Work item — From the entries below, please gather each line containing the string "білий".

Dataset entries —
------------------------------------------------------------
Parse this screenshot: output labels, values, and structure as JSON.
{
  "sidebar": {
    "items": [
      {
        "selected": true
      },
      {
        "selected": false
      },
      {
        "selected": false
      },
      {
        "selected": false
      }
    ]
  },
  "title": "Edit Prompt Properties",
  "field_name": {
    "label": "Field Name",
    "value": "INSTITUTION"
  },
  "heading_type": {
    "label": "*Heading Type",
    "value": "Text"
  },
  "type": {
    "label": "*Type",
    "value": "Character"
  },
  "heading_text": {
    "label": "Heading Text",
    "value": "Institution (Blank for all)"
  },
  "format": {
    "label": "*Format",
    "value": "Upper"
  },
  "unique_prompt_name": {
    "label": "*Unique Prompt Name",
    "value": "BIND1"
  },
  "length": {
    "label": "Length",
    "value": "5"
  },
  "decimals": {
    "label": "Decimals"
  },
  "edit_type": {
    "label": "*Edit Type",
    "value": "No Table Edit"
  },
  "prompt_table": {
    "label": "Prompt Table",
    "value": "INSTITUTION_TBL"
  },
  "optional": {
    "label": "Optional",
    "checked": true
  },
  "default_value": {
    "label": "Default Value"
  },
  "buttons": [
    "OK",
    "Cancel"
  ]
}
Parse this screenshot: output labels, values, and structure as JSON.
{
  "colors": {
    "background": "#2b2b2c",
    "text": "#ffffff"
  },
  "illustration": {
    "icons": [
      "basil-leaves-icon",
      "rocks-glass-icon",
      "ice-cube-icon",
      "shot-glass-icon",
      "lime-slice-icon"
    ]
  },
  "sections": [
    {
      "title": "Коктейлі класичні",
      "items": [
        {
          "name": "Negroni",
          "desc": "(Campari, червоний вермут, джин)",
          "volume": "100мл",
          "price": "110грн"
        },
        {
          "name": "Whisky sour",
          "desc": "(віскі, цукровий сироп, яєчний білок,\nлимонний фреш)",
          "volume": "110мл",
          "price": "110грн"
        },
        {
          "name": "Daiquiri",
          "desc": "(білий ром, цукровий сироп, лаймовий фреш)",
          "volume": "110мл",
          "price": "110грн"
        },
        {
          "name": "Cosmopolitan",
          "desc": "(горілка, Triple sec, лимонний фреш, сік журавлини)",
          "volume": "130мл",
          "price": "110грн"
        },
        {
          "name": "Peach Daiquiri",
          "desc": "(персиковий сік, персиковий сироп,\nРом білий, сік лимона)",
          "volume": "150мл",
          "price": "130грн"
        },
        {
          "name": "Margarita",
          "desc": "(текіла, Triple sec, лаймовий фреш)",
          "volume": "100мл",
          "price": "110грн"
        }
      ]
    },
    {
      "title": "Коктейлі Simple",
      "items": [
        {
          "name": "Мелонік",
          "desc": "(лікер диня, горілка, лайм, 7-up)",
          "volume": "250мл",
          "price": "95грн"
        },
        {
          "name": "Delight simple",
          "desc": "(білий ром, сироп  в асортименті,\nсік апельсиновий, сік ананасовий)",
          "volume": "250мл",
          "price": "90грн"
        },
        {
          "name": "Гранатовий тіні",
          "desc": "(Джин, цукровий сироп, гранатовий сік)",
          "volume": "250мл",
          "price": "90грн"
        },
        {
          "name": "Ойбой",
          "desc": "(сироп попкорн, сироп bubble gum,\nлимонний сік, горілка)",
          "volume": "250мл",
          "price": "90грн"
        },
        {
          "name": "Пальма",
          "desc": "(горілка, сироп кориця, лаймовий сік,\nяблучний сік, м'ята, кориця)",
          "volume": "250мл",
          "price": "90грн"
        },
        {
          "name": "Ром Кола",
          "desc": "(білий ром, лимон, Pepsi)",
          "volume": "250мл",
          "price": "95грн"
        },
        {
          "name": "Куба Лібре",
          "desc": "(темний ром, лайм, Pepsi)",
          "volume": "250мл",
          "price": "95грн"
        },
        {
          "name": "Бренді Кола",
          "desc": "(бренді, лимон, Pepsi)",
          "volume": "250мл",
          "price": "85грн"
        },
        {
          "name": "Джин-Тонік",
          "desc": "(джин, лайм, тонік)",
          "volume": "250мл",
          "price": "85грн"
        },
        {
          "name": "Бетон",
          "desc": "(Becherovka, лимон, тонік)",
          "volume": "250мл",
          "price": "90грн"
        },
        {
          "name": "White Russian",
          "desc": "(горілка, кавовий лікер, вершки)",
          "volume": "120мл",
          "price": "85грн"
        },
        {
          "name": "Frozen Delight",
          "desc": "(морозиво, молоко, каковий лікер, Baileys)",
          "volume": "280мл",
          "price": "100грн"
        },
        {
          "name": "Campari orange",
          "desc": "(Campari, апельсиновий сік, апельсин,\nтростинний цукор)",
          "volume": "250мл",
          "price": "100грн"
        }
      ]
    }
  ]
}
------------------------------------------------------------
Answer space —
          "desc": "(білий ром, цукровий сироп, лаймовий фреш)",
          "desc": "(персиковий сік, персиковий сироп,\nРом білий, сік лимона)",
          "desc": "(білий ром, сироп  в асортименті,\nсік апельсиновий, сік ананасовий)",
          "desc": "(білий ром, лимон, Pepsi)",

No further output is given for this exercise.